It’s so easy for vocation to become only a duty, only a chore, and only a utilitarian means to an end. I have a family I must feed. I have a mortgage I must pay. I have children in college. But these are less than the calling that God has given to us. We’re actually called to our vocations for his glory and our fulfillment in him. And it’s because he has promised to bless us and make us fruitful in our labors that we *get* to feed our family, that we *get* to build and pay for homes, and that we *get* to send our children out into the world to be trained, educated, and equipped to join us in taking dominion. God has loaded the world with treasures, and he’s given us a treasure map in his Word.
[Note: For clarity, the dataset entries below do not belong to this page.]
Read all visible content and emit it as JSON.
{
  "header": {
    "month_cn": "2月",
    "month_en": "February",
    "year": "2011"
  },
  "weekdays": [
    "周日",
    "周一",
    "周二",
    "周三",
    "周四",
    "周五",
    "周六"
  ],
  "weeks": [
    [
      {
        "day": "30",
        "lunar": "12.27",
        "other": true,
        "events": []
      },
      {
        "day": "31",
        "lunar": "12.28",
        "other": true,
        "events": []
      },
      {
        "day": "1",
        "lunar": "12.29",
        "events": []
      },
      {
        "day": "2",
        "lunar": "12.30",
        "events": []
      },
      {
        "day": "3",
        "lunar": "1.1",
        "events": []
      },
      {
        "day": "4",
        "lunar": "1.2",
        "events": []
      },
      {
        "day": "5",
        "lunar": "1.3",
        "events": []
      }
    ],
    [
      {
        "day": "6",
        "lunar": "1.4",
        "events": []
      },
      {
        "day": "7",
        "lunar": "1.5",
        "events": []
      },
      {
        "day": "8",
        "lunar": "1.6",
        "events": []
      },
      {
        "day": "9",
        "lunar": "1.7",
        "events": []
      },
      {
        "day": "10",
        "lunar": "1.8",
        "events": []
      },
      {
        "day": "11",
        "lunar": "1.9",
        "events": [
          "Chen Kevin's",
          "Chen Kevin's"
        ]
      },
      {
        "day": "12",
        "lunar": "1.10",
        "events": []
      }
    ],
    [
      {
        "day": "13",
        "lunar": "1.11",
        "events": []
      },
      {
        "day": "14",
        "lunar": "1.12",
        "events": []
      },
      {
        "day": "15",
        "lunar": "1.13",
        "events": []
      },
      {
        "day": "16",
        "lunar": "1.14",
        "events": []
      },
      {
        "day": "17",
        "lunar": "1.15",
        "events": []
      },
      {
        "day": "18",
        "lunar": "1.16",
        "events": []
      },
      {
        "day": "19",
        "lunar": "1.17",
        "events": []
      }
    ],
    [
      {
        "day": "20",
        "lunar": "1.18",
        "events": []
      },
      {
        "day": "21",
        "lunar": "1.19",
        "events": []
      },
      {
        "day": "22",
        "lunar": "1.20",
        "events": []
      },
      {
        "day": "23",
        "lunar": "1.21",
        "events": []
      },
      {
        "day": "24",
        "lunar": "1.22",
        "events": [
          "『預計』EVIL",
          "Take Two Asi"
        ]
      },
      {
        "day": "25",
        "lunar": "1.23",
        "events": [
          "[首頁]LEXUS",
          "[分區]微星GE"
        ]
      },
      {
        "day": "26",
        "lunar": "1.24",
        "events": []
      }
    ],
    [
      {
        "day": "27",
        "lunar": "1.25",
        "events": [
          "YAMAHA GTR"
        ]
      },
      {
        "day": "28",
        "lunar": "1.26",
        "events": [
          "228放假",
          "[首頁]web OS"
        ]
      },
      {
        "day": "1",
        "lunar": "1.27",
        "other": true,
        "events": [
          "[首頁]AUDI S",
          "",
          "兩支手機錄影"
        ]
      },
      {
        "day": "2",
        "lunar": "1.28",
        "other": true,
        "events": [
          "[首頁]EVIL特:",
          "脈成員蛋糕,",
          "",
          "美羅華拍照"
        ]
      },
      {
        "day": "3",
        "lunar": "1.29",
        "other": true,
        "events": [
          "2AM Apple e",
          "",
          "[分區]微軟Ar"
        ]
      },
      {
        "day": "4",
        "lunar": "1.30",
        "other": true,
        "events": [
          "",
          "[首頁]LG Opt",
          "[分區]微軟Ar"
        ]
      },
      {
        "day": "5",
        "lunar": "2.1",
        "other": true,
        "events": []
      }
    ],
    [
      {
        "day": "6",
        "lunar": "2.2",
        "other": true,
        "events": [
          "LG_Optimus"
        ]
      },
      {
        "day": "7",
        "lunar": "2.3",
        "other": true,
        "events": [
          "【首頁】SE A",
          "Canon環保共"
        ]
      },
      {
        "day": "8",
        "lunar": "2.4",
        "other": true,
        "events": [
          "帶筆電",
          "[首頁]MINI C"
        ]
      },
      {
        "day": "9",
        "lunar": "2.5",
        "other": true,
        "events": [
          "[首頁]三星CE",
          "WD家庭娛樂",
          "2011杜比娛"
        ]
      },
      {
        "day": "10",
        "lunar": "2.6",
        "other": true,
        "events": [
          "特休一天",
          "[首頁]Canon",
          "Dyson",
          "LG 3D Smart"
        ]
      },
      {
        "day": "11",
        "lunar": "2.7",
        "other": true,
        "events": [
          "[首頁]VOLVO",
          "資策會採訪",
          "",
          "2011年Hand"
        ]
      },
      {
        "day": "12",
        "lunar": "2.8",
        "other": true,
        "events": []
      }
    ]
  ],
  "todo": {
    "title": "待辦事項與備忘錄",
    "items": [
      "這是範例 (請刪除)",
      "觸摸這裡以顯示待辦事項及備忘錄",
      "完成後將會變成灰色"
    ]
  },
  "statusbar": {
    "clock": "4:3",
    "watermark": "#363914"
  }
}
And he has said, “Go on, get busy.”
This meal like all of our worship is filled with the declaration of the gospel, the declaration that Christ is risen, Jesus is Lord. When Jesus was raised from the dead, he met two of his disciples on the road on the first day of the week, and there he explained to them why it was necessary for the Messiah to suffer and die. These two disciples on the road were doubting, hurt, and confused. They had hoped that this man Jesus had been the Messiah. This scene is humorous because of course who they are talking to. One wonders if Jesus had trouble holding a straight face through it all. There in front of them was their beloved master explaining why he had to suffer and die and be raised on the third day. But it was not until Jesus broke bread with them at the table that their eyes were opened and they saw that it was their Lord with them. This meal is where the risen Jesus promises to meet us. But he does not meet us without effecting us, without challenging us. He too, meets us veiled in the forms of bread and wine and this thanksgiving. He meets us, explains that it was necessary for the Messiah to suffer and die and rise again. And therefore his words are simultaneously a blessing and a challenge. He says to you here week after week declaring, “I am the resurrection and the life.” Do you believe this? Then you must know that I am in the business of changing you. I am dealing with you here. So come eat and drink. Come and believe.